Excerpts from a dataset
BEGIN
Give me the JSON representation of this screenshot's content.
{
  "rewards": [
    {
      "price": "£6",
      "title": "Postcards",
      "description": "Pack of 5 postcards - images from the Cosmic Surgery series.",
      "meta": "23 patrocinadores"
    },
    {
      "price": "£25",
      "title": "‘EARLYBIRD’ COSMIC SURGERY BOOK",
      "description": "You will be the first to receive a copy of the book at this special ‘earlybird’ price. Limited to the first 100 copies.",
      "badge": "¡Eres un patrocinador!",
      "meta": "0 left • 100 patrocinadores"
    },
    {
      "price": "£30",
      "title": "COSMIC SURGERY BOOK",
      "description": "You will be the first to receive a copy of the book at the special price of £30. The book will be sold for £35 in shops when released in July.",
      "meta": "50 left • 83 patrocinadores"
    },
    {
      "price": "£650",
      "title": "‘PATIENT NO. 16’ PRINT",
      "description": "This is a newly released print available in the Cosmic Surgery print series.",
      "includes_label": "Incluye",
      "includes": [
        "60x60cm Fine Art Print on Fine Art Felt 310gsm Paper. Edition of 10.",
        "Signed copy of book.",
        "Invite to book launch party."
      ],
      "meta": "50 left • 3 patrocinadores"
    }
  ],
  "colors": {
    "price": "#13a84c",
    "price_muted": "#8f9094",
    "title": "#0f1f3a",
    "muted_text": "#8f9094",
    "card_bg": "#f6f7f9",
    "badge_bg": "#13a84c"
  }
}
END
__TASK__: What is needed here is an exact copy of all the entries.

__ANSWER BOX__:
Give me the JSON representation of this screenshot's content.
{
  "rewards": [
    {
      "price": "£6",
      "title": "Postcards",
      "description": "Pack of 5 postcards - images from the Cosmic Surgery series.",
      "meta": "23 patrocinadores"
    },
    {
      "price": "£25",
      "title": "‘EARLYBIRD’ COSMIC SURGERY BOOK",
      "description": "You will be the first to receive a copy of the book at this special ‘earlybird’ price. Limited to the first 100 copies.",
      "badge": "¡Eres un patrocinador!",
      "meta": "0 left • 100 patrocinadores"
    },
    {
      "price": "£30",
      "title": "COSMIC SURGERY BOOK",
      "description": "You will be the first to receive a copy of the book at the special price of £30. The book will be sold for £35 in shops when released in July.",
      "meta": "50 left • 83 patrocinadores"
    },
    {
      "price": "£650",
      "title": "‘PATIENT NO. 16’ PRINT",
      "description": "This is a newly released print available in the Cosmic Surgery print series.",
      "includes_label": "Incluye",
      "includes": [
        "60x60cm Fine Art Print on Fine Art Felt 310gsm Paper. Edition of 10.",
        "Signed copy of book.",
        "Invite to book launch party."
      ],
      "meta": "50 left • 3 patrocinadores"
    }
  ],
  "colors": {
    "price": "#13a84c",
    "price_muted": "#8f9094",
    "title": "#0f1f3a",
    "muted_text": "#8f9094",
    "card_bg": "#f6f7f9",
    "badge_bg": "#13a84c"
  }
}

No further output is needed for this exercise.